White supremacy and the Capitol insurrection

White supremacy and the Capitol insurrection

The horrifying insurrection in the U.S. Capitol was more than an affront to our democracy. It was white America clinging to white supremacy. Lucas Spielfogel, executive director of the Baton Rouge Youth Coalition, discusses this reality in a letter to The Advocate

Underlying the U.S. Capitol terror attack is racism. Specifically, it’s White backlash, the hostile reaction by White Americans to the “threat” of full racial equality. Social progress makes us White people nervous. Since Reconstruction, we have argued for incremental advances in civil rights, warning of slippery slopes that will endanger liberty. It’s hard to admit our real fear: equality threatens our unearned power. With this power, we marginalize Black and Brown people while burdening them with our racial education. Last Wednesday wasn’t about White privilege but White power, a force in every level of society. The failed coup was carried out by private citizens but catalyzed, coordinated, and condoned by elected officials. 

The New York Times’ Thomas B. Edsall takes a deeper look into the same issue, and the loss of status experienced by many non-college educated white men in recent decades. 

White supremacy and frank racism are prime motivators, and they combined with other elements to fuel the insurrection: a groundswell of anger directed specifically at elites and an addictive lust for revenge against those they see as the agents of their disempowerment. It is this admixture of factors that makes the insurgency that wrested control of the House and Senate so dangerous — and is likely to spark new forms of violence in the future.

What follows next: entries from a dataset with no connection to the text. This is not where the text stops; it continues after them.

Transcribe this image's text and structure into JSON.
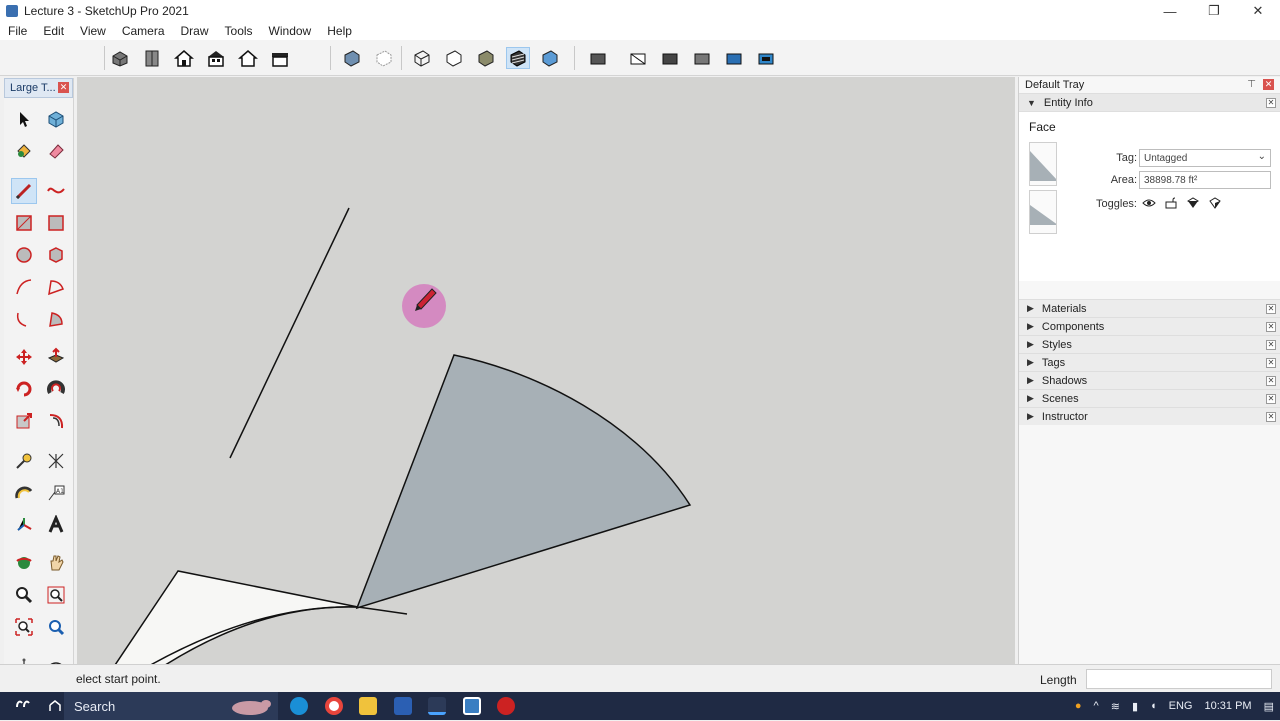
{
  "window": {
    "title": "Lecture 3 - SketchUp Pro 2021",
    "minimize": "—",
    "restore": "❐",
    "close": "✕"
  },
  "menu": [
    "File",
    "Edit",
    "View",
    "Camera",
    "Draw",
    "Tools",
    "Window",
    "Help"
  ],
  "left_panel": {
    "title": "Large T..."
  },
  "tray": {
    "title": "Default Tray",
    "entity_info": {
      "heading": "Entity Info",
      "type": "Face",
      "tag_label": "Tag:",
      "tag_value": "Untagged",
      "area_label": "Area:",
      "area_value": "38898.78 ft²",
      "toggles_label": "Toggles:"
    },
    "sections": [
      "Materials",
      "Components",
      "Styles",
      "Tags",
      "Shadows",
      "Scenes",
      "Instructor"
    ]
  },
  "status": {
    "message": "elect start point.",
    "vcb_label": "Length",
    "vcb_value": ""
  },
  "taskbar": {
    "search": "Search",
    "lang": "ENG",
    "time": "10:31 PM"
  },
  "icons": [
    "select-icon",
    "make-component-icon",
    "paint-bucket-icon",
    "eraser-icon",
    "line-icon",
    "freehand-icon",
    "rectangle-icon",
    "rotated-rectangle-icon",
    "circle-icon",
    "polygon-icon",
    "arc-icon",
    "pie-icon",
    "move-icon",
    "push-pull-icon",
    "rotate-icon",
    "follow-me-icon",
    "scale-icon",
    "offset-icon",
    "tape-measure-icon",
    "dimension-icon",
    "protractor-icon",
    "text-icon",
    "axes-icon",
    "3d-text-icon",
    "orbit-icon",
    "pan-icon",
    "zoom-icon",
    "zoom-window-icon",
    "zoom-extents-icon",
    "previous-icon",
    "walk-icon",
    "look-around-icon",
    "section-plane-icon"
  ],
  "colors": {
    "viewport": "#d3d3d1",
    "face": "#a7b0b6",
    "face_back": "#f7f7f5",
    "cursor_highlight": "#d64fb4",
    "taskbar": "#1f2a44"
  }
}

States should use TANF for cash assistance
Direct federal cash assistance to low-income families through Temporary Assistance for Needy Families (TANF) has deteriorated since the program’s creation in 1996. Over the years, TANF dollars have gone less-and-less to families who need them in the form of cash assistance, and have instead been used to pay for a variety of unrelated programs at the state level. In a new report, Ali Safawi and Liz Schott at the Center on Budget and Policy Priorities argue that states should prioritize the increase of TANF dollars for cash assistance: 

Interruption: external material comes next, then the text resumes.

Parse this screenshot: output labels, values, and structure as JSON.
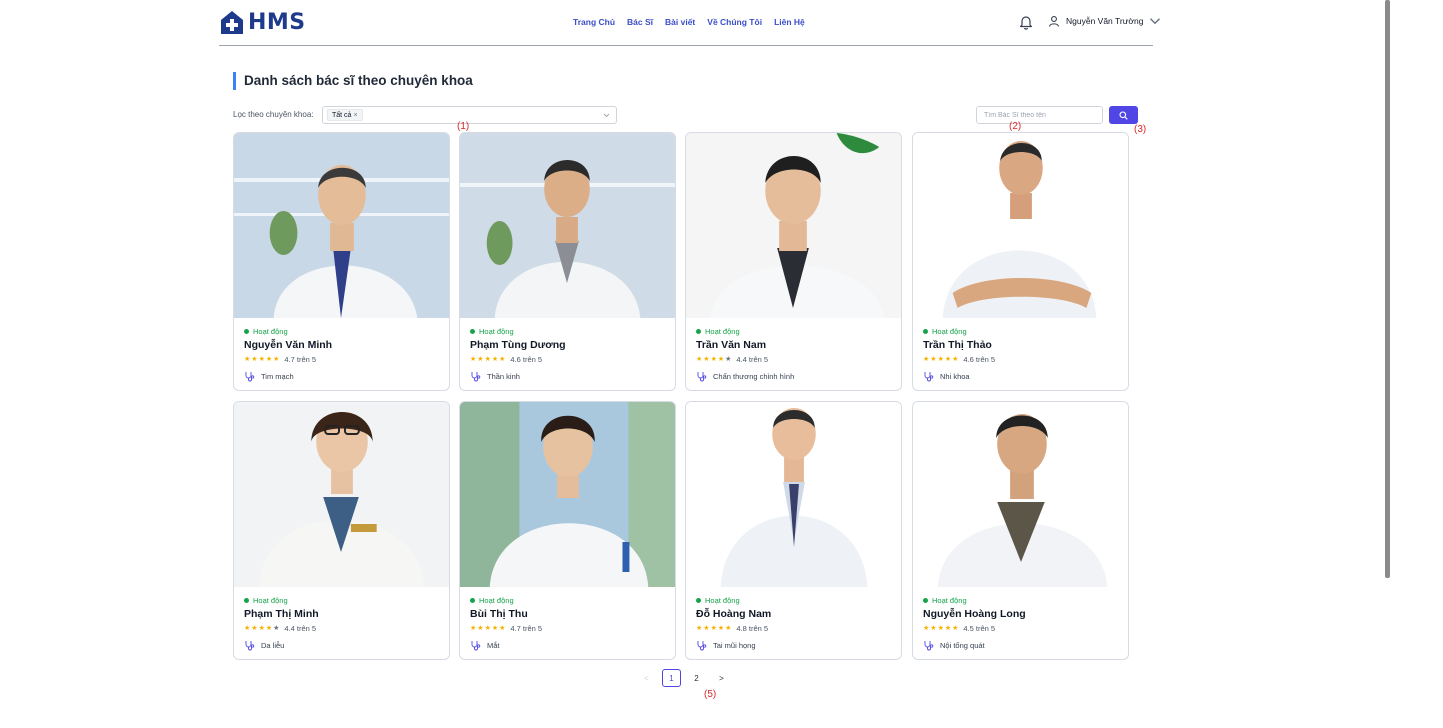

Many families have turned to TANF (as well as other public programs) for relief, and more will likely seek assistance as the crisis continues and families exhaust their limited savings and eligibility for unemployment insurance. Unfortunately, TANF’s block grant structure leaves it ill equipped to respond to the sharp increase in need. While states with unspent TANF funds can draw down those funds to cover the costs of rising caseloads, those without reserves will need to shift funds from other programs. If unable to do so, they may end up restricting eligibility to reduce the number of families that qualify for assistance, leaving many families with no financial assistance to meet their basic needs.

Diverse populations will soon be the norm
The U.S. Census Bureau will soon be releasing findings from the 2020 census, allowing us to see major shifts in our nation’s population since 2010. One major trend over the last decade will be the increased diversity in younger generations compared to older generations. Demographer William H. Frey of the Brookings Institution writes that the public sector needs to be ready for the implications of this demographic shift: 

This had led to stark generational differences in diversity. About 60% of the U.S population identifies as white alone; that figure reaches more than 70% for baby boomers and their elders, but only about half for the combined Gen Z and younger populations, with nearly two-fifths of those groups identifying as “Black or brown.” These generational differences are important for public and private sector planning, especially with respect to the needs of the increasingly diverse younger population. The generational divide in diversity also fosters what I have called a “cultural generation gap,” which has impacted politics in ways that are sometimes divisive. It is important to understand that as these younger, diverse generations age, their tastes, values, and political orientations will become the nation’s “mainstream.” As we enter 2021, the first millenials have already turned age 40. 

Make social insurance work for the people
The $600 weekly boost to unemployment insurance approved by Congress last March helped millions of Americans survive the economic downturn. The extra aid was critical, as many unemployed Americans would not have been able to ride out the recession with the meager weekly benefits offered by most states. Wendy Edelberg and Stephanie Lu of the Hamilton Project at the Brookings Institution are calling for changes to unemployment insurance and other social insurance programs to ensure that people can ride out the next downturn, with or without action by Congress: 

A growing body of research has shown that consumer spending among lower-income groups has been effectively supported by social insurance benefits since March. Increasing the value and reach of social insurance was instrumental for maintaining spending, largely because many of the same households experiencing a decline in labor income lacked sufficient wealth or other resources to weather a temporary loss in earned income. To be sure, wealth holdings for many households were already nowhere near sufficient to face the recession. For example, The Hamilton Project recently documented that in 2019, the typical Black household only held $24,100 in wealth—7.8 times less than the median white household’s wealth ($188,200).

Number of the Day
19% –
The percentage of Black students who attended schools with a majority white student body in 2018, compared to 37% in 1988, indicating school desegregation efforts are moving backwards. (Source: The Civil Rights Project at UCLA)